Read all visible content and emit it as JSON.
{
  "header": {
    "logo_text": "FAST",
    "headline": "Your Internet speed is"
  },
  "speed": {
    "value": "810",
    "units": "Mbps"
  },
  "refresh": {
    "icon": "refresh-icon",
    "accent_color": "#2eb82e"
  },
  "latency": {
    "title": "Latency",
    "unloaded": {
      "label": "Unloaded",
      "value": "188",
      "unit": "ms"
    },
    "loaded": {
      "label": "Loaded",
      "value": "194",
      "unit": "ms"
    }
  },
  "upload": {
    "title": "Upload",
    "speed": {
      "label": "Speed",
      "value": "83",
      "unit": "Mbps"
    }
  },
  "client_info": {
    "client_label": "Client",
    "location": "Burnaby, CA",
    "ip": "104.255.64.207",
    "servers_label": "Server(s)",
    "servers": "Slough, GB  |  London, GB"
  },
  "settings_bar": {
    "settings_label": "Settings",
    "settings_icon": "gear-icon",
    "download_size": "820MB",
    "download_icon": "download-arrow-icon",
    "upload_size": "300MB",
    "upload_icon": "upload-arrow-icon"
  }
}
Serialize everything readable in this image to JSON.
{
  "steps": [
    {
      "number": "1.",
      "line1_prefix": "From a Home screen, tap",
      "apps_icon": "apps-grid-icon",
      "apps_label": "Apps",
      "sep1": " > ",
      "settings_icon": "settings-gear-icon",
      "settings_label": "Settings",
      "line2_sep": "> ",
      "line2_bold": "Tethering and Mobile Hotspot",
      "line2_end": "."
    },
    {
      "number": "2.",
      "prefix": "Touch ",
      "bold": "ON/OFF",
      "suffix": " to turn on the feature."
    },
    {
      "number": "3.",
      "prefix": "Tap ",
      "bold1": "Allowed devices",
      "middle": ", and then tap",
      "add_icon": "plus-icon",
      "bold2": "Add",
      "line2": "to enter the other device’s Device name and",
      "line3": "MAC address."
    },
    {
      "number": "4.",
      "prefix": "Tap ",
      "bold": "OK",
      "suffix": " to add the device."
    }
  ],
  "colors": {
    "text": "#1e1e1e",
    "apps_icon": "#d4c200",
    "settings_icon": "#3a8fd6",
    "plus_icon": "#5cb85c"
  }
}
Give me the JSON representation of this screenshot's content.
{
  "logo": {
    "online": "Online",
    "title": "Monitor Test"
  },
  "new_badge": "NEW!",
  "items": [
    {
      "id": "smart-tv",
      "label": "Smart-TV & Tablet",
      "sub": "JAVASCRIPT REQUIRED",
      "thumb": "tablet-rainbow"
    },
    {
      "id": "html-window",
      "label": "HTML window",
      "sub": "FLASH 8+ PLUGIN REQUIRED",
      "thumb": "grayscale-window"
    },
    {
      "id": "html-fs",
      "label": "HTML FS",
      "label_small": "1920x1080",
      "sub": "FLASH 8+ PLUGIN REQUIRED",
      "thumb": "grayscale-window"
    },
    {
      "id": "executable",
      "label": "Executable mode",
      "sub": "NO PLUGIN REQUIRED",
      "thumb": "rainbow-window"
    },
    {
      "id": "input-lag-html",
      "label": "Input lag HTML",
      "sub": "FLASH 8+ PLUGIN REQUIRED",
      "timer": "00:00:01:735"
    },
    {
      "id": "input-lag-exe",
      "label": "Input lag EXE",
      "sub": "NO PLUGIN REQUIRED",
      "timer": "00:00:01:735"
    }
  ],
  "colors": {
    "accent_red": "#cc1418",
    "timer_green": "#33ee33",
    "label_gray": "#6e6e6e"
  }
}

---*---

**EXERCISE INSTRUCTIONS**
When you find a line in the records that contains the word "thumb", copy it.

**SOLUTION**
      "thumb": "tablet-rainbow"
      "thumb": "grayscale-window"
      "thumb": "grayscale-window"
      "thumb": "rainbow-window"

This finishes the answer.